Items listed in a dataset

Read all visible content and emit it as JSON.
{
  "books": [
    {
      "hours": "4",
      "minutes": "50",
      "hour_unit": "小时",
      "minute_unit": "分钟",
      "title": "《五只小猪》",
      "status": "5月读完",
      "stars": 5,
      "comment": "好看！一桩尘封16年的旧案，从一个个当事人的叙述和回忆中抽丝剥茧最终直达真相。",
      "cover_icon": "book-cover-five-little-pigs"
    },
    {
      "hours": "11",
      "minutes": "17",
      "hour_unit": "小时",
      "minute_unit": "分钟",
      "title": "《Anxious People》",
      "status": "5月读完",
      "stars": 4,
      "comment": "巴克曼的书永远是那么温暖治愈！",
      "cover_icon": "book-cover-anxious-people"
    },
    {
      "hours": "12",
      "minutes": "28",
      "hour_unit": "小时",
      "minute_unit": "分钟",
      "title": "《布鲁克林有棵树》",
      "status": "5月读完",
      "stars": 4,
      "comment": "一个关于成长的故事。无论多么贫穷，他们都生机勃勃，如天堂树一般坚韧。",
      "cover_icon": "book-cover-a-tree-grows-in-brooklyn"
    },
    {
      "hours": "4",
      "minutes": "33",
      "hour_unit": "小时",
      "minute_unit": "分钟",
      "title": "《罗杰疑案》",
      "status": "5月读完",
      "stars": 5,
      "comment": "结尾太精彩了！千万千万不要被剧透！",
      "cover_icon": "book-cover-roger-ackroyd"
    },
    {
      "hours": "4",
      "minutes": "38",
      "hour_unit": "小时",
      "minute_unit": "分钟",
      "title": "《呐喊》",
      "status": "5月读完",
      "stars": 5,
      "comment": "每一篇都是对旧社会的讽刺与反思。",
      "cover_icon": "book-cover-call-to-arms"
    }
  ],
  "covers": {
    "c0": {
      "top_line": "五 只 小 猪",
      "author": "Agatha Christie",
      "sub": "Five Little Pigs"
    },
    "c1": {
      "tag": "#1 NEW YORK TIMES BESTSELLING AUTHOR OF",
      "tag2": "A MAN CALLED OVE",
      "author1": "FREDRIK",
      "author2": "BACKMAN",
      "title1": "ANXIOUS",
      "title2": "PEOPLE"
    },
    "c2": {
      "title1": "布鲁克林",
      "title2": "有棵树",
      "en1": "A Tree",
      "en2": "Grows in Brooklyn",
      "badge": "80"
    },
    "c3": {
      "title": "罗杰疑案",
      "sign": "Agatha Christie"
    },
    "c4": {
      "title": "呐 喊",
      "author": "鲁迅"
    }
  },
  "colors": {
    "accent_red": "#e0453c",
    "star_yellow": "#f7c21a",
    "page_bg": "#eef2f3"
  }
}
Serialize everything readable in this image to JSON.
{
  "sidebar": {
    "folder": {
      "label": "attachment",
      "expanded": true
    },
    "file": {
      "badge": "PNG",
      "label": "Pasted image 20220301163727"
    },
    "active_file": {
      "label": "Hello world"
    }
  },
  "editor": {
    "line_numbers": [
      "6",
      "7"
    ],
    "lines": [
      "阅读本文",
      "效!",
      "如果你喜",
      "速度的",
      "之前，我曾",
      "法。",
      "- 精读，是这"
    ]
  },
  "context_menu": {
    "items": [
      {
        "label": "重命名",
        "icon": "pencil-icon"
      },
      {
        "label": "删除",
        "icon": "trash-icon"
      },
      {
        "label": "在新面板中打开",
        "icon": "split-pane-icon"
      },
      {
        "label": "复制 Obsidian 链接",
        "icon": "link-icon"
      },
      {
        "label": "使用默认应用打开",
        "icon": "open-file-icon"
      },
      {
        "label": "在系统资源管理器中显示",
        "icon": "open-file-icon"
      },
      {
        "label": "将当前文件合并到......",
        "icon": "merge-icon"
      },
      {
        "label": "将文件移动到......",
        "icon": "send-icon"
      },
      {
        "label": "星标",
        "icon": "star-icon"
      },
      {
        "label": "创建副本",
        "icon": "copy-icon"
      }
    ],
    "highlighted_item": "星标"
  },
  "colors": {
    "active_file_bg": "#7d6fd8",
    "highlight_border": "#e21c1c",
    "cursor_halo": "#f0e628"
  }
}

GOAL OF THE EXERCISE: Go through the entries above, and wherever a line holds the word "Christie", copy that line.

OUTPUT BELOW:
      "author": "Agatha Christie",
      "sign": "Agatha Christie"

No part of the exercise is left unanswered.